Segment Start: Supplied records

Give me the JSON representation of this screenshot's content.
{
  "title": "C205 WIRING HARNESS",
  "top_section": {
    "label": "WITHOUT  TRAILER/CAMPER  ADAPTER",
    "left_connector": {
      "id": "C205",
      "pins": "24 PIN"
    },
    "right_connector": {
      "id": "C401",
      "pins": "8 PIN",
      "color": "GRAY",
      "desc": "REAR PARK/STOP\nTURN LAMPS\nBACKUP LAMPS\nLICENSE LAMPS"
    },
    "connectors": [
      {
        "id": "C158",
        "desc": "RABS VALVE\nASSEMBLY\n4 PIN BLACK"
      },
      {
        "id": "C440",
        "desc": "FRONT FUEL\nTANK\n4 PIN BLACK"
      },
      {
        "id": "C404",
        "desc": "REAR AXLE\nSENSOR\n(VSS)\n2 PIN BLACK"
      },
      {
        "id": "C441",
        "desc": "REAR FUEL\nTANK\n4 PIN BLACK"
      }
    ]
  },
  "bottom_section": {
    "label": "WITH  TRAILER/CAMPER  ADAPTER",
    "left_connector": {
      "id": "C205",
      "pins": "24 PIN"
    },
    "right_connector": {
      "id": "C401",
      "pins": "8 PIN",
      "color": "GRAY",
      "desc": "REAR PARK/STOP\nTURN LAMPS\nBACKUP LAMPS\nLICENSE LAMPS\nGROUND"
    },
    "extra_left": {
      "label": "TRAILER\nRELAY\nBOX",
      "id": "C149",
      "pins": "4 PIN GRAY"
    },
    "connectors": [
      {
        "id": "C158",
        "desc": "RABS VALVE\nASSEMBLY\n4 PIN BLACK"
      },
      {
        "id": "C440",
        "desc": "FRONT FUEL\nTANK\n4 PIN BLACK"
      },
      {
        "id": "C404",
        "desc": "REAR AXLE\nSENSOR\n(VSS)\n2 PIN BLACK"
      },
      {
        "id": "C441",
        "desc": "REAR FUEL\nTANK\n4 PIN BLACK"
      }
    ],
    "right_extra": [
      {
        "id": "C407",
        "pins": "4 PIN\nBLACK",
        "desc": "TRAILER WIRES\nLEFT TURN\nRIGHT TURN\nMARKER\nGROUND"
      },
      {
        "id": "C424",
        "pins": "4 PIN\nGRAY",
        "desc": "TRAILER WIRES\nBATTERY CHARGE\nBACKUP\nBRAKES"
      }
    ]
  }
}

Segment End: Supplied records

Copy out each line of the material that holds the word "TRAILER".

• [Solution for this task]
    "label": "WITHOUT  TRAILER/CAMPER  ADAPTER",
    "label": "WITH  TRAILER/CAMPER  ADAPTER",
      "label": "TRAILER\nRELAY\nBOX",
        "desc": "TRAILER WIRES\nLEFT TURN\nRIGHT TURN\nMARKER\nGROUND"
        "desc": "TRAILER WIRES\nBATTERY CHARGE\nBACKUP\nBRAKES"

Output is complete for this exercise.